BY JUSTIN HAMPTON
It may sound simple, but one of the toughest lessons to learn as an agent of change is that you literally can’t change anyone. As we've had the privilege to watch many of the youth in our program grow up from lovable elementary school students, to high school students being enticed by every temptation imaginable, a funny thing begins to set in. Some of them, if not most of them “get it.”
Many of the boys that were once knuckle heads, weed smoking, gang-sign throwing, rabble-rousers are now leading the charge for a life devoted to Christ. We have some high school young men that are literally traveling around the southeast United States performing their recorded gospel rap music before audiences of seeking youth. These young men that were once on generational paths of destruction are now snatching others out of those same patterns and leading hearts to commit to the Lord Jesus!
Seeing them gives me hope. Hope that the ten or so middle school boys currently in my program will “get it” too. That the current batch of young men, hardened by life circumstances and unfathomable conditions, will be receptive to the gospel as well. It's a long road however.
My boys are just entering adolescence and are experiencing the same negative draw that the previous generations of youth have experienced. They are relating to girls differently, visualizing their futures differently, and believing different things about themselves. The innocence of wanting to be a fireman, policeman, cartoonist, or astronaut has long subsided and is now replaced by mixed aspirations .
Often I’ve felt that its my responsibility to revive their dreams; to rekindle that innocent heart that lives behind the tough facade used to mask their hurts.
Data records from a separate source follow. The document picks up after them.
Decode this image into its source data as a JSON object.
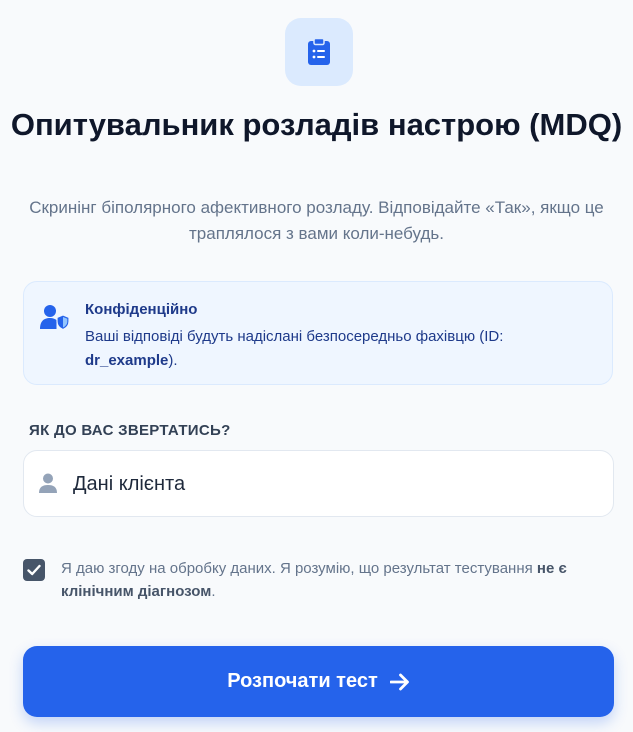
{
  "header": {
    "logo_icon": "clipboard-list-icon",
    "title": "Опитувальник розладів настрою (MDQ)",
    "subtitle": "Скринінг біполярного афективного розладу. Відповідайте «Так», якщо це траплялося з вами коли-небудь."
  },
  "privacy_notice": {
    "icon": "user-shield-icon",
    "title": "Конфіденційно",
    "text_before": "Ваші відповіді будуть надіслані безпосередньо фахівцю (ID: ",
    "specialist_id": "dr_example",
    "text_after": ")."
  },
  "name_field": {
    "label": "ЯК ДО ВАС ЗВЕРТАТИСЬ?",
    "placeholder": "Дані клієнта",
    "value": "",
    "icon": "user-icon"
  },
  "consent": {
    "checked": true,
    "text": "Я даю згоду на обробку даних. Я розумію, що результат тестування ",
    "bold_text": "не є клінічним діагнозом",
    "text_after": "."
  },
  "start_button": {
    "label": "Розпочати тест",
    "icon": "arrow-right-icon"
  },
  "colors": {
    "accent": "#2563eb",
    "background": "#f8fafc",
    "info_bg": "#eff6ff",
    "info_text": "#1e3a8a"
  }
}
But, as the temporary nature of both my assignment at Common Ground Montgomery, and in fact on this Earth, are made more evident with each passing year, I’ve begun to understand that the responsibility to change lives rests not with me or my efforts, but with the power of God.
Sometimes it's two steps forward and three steps back. One of our most troubled young men got elected as the middle school class president, helped bring order to a disruptive classroom through his leadership, and then got suspended the following week for his own participation in a fight. The silver lining in the clouds is always a source of encouragement, but if we are not careful that same source of hope can serve to drag our morale down if it goes unrecognized, uncelebrated, or is simply non-existent.
We work hard, and sometimes the fruit of our labor shows and sometimes it doesn’t. If we seek to gain our satisfaction and sense of accomplishment from the visible strides made in character, or morality, of one of our youth, we stand on unstable ground. No matter how many trips they take, classes they attend, talks they receive, or bible studies they endure, there is no guarantee of transformation. I’ve learned that my responsibility is to simply stand in prayerful hope that our efforts will plant seeds of change and water existing ones. My measure of success is not in the number of souls saved, students graduated, or families moved into new housing. It can only be in my willingness to yield to the empowering grace of God.